NK: Will there be any steel works?

MF: There is one steel piece. Most of my steel works are site-specific. I create the text based on where they are going to hang. Again, this work is all about manipulation, about how your standing in a specific space is affected by forces in that space beyond your control or knowledge. I am spelling it out in front of you, but you cannot see it, because it is reflective. The piece at the Robert Miller is a diptych. It is a reflective panel. Fifty percent of it is cutout, which allows you to see the environment beyond. The text is about you looking into a mirror and seeing yourself ­– not the outside, but the inside of your body. It is about how fast your heart is beating, how much blood is circulating and how much hair you are losing – everything invisible, but actual that is happening in your body at the moment of looking at the work.

NK: So, the work is also about perception and conception, the union or the division of our mind and the body. Thank you, Mark, for this very informative interview. I am looking forward to seeing the exhibition.

Click on the pictures below to enlarge

studio international logo

Copyright © 1893–2024 Studio International Foundation.

The title Studio International is the property of the Studio International Foundation and, together with the content, are bound by copyright. All rights reserved.

twitter facebook instagram
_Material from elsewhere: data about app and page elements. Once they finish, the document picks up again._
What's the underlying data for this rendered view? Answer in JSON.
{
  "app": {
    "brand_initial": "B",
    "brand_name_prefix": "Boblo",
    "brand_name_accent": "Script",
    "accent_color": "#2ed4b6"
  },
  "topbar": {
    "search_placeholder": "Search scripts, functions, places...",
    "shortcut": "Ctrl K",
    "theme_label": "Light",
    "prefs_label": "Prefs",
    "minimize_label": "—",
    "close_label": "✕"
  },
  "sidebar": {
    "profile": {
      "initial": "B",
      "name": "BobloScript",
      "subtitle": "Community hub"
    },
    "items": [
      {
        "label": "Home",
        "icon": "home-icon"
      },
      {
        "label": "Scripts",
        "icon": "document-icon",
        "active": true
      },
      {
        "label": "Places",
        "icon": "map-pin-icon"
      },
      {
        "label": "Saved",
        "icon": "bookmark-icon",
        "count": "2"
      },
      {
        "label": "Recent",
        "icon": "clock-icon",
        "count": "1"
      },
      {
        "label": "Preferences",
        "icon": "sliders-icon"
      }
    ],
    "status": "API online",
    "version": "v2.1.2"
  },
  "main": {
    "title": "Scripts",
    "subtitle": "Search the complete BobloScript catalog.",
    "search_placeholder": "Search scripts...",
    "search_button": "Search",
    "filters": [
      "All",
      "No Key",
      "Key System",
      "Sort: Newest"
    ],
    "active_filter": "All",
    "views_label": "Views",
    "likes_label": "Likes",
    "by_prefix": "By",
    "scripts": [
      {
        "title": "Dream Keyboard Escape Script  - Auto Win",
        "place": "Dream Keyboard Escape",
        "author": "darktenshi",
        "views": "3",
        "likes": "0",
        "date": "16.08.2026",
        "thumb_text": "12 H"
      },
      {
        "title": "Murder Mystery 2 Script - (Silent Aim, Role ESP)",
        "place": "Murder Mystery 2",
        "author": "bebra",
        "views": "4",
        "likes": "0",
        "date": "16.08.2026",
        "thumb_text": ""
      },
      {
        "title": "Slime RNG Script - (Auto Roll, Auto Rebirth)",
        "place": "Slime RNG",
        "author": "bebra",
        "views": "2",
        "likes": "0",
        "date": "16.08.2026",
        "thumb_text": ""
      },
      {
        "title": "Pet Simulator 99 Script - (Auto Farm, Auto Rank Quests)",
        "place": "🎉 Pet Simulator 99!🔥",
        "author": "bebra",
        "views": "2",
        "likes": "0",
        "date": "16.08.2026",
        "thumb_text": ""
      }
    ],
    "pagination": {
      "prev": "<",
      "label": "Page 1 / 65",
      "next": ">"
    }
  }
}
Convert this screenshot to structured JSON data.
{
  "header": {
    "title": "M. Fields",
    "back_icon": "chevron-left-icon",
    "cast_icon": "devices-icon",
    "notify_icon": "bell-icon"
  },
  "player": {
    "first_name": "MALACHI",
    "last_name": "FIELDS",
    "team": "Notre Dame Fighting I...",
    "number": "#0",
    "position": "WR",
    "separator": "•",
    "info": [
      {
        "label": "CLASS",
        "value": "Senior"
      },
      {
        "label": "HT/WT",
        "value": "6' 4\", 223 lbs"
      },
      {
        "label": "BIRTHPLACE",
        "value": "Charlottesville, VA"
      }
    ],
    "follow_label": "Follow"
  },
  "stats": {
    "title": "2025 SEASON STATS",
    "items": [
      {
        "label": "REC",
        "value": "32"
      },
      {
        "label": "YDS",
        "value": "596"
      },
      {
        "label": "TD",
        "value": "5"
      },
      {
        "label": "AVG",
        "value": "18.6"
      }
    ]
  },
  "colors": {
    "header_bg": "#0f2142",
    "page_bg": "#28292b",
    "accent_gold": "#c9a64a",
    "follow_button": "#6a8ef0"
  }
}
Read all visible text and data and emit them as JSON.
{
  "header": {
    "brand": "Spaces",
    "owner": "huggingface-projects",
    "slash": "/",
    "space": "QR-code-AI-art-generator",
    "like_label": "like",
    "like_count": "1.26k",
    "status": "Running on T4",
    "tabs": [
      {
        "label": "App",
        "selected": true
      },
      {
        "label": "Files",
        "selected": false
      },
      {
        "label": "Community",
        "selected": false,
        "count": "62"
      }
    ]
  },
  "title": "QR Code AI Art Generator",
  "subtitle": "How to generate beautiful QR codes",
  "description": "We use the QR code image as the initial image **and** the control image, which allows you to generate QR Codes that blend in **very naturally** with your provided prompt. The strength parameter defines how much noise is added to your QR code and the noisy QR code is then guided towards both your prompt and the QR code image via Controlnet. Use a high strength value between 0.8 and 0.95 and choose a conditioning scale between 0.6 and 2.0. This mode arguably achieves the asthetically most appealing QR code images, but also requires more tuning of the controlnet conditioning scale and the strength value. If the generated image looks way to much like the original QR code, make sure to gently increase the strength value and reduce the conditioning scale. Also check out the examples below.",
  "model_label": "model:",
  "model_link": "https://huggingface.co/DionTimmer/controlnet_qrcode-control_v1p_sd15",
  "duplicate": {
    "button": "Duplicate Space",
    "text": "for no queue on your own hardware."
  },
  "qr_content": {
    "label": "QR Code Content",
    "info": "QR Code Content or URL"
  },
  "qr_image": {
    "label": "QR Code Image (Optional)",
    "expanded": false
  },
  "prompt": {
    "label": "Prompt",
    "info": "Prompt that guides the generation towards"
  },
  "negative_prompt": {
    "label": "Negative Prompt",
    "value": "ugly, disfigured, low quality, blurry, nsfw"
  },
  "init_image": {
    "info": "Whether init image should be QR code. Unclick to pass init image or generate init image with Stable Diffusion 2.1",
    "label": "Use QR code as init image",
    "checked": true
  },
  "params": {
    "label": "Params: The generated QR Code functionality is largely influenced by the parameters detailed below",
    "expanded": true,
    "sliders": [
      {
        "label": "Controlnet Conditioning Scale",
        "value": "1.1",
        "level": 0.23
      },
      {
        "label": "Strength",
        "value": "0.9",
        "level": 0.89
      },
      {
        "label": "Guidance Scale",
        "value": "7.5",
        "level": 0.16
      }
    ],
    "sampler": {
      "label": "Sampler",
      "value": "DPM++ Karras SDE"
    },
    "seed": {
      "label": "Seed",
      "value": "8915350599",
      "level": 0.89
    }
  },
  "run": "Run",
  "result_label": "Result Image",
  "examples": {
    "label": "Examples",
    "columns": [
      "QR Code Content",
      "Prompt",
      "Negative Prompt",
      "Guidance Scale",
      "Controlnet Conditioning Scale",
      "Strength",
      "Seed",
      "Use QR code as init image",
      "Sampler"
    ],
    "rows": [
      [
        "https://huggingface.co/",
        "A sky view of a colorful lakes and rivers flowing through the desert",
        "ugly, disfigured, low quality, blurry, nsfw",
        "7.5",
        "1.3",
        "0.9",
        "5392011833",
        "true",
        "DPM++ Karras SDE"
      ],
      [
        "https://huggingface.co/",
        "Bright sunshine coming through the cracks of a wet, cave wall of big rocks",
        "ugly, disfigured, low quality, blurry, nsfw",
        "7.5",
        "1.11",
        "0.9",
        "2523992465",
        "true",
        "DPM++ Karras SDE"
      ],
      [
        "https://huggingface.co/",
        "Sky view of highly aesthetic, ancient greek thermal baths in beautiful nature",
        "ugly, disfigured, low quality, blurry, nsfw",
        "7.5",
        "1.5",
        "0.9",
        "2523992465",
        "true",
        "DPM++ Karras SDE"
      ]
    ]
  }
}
Studio International is published by:
the Studio International Foundation, PO Box 1545,
New York, NY 10021-0043, USA